'''

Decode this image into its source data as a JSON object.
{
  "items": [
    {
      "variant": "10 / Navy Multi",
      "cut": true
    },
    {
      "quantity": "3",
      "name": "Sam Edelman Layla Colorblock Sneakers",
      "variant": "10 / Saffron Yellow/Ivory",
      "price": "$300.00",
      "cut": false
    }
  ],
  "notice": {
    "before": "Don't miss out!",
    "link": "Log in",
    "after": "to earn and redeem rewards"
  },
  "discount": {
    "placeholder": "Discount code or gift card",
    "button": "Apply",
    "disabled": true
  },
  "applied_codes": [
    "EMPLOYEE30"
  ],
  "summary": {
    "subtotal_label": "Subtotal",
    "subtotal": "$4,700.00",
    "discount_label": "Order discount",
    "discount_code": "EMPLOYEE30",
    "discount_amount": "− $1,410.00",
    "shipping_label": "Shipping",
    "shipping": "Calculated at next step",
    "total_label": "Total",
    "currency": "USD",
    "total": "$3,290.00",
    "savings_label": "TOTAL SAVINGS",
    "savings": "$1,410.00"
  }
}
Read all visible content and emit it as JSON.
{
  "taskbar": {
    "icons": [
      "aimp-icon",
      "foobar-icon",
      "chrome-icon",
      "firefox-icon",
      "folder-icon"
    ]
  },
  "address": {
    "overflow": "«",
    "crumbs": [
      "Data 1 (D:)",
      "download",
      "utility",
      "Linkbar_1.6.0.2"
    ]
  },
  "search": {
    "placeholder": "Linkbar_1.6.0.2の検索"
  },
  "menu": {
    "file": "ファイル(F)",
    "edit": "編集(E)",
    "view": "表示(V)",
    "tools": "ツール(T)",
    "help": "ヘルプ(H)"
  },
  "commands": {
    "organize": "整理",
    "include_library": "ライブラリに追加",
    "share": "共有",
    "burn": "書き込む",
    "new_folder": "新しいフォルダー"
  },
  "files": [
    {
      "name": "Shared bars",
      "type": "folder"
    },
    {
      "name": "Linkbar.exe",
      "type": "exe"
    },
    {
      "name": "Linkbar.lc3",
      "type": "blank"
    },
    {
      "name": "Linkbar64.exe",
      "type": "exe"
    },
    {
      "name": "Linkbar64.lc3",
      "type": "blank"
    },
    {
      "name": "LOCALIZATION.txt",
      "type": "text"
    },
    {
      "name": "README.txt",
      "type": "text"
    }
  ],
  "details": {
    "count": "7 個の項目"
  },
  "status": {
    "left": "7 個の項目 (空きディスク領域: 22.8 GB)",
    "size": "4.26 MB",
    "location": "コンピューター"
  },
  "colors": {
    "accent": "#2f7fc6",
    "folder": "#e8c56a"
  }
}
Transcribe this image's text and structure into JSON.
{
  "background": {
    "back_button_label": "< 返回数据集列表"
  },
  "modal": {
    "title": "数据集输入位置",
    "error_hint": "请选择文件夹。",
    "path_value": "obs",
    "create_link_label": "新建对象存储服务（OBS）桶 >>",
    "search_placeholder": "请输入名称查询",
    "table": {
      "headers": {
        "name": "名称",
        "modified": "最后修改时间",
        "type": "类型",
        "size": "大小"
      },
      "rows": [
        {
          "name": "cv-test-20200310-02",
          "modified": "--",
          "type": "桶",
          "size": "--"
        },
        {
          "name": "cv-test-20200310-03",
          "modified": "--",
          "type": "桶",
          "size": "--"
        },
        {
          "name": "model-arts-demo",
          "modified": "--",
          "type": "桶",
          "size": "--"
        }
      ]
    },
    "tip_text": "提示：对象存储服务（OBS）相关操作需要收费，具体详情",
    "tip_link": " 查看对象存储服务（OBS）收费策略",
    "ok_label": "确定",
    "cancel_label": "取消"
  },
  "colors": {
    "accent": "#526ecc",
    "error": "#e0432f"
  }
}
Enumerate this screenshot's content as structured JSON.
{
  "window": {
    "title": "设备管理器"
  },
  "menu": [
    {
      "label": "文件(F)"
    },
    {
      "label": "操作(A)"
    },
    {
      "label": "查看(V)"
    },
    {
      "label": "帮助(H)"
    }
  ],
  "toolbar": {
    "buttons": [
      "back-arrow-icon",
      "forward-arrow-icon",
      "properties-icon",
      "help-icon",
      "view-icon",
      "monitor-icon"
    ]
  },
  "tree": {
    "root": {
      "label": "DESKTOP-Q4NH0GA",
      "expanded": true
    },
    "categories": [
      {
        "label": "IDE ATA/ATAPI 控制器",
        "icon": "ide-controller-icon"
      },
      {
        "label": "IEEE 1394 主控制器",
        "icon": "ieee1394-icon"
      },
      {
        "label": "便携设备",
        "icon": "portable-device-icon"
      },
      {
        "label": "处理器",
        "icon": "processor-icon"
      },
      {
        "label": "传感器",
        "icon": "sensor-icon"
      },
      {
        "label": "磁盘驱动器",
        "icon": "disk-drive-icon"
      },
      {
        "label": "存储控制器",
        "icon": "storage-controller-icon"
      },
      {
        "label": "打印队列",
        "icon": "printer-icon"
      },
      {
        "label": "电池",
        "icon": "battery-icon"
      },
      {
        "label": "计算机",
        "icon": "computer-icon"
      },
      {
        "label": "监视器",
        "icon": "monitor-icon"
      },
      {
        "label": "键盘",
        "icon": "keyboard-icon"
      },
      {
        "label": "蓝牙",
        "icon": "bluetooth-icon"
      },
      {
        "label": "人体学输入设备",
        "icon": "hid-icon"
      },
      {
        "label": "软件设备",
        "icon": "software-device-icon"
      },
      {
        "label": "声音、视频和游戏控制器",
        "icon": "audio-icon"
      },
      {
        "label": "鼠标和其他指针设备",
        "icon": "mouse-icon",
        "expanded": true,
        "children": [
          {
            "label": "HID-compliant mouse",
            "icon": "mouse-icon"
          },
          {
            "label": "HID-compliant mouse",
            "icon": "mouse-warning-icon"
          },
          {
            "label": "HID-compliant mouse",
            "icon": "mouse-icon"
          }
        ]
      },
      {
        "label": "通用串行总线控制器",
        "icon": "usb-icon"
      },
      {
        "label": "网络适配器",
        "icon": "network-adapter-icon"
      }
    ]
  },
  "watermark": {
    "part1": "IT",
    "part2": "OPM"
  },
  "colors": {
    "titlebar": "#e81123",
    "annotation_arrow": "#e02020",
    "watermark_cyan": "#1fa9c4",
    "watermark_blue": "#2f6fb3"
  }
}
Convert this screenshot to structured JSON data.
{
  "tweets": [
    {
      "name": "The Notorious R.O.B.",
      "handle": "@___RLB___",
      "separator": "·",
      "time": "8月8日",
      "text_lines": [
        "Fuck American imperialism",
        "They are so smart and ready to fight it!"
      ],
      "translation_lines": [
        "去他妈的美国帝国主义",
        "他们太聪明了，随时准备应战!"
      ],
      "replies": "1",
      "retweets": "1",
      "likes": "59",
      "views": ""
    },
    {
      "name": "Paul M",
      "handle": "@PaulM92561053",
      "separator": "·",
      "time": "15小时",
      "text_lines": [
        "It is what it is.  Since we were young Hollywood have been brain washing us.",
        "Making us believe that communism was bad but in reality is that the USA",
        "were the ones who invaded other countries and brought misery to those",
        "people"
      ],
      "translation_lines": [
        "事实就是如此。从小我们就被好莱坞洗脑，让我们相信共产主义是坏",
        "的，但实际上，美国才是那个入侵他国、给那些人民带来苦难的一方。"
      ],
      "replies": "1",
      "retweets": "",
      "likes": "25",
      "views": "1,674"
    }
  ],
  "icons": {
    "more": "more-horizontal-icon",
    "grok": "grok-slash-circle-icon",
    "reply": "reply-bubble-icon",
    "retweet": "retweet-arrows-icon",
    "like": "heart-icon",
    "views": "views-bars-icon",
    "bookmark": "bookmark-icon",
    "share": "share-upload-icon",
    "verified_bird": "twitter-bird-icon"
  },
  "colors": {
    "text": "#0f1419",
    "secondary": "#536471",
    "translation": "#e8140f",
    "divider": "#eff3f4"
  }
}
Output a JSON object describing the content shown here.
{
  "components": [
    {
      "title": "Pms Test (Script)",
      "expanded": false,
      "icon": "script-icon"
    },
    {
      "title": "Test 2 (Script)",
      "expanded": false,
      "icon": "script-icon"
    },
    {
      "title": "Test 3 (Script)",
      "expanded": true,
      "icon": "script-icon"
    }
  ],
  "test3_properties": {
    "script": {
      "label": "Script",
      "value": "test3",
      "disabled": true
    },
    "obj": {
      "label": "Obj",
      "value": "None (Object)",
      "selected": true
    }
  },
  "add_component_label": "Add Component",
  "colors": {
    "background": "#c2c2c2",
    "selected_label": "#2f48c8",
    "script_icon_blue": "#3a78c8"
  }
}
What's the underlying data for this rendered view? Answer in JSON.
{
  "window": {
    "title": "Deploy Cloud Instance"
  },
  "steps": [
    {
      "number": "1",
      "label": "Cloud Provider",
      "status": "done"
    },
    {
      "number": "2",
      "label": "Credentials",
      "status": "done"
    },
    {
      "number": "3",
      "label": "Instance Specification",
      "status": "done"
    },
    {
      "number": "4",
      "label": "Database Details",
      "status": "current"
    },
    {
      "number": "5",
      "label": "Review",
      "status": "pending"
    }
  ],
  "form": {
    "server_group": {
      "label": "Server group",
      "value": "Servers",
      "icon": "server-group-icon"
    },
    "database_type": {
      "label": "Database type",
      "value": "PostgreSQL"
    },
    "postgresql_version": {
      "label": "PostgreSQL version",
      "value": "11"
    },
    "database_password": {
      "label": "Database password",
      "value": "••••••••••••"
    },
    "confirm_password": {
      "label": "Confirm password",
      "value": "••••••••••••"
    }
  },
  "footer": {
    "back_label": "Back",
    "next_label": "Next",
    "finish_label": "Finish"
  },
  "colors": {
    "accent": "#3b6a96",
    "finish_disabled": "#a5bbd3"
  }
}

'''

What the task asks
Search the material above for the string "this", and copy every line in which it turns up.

The answer
Decode this image into its source data as a JSON object.
Transcribe this image's text and structure into JSON.
Enumerate this screenshot's content as structured JSON.
Convert this screenshot to structured JSON data.
What's the underlying data for this rendered view? Answer in JSON.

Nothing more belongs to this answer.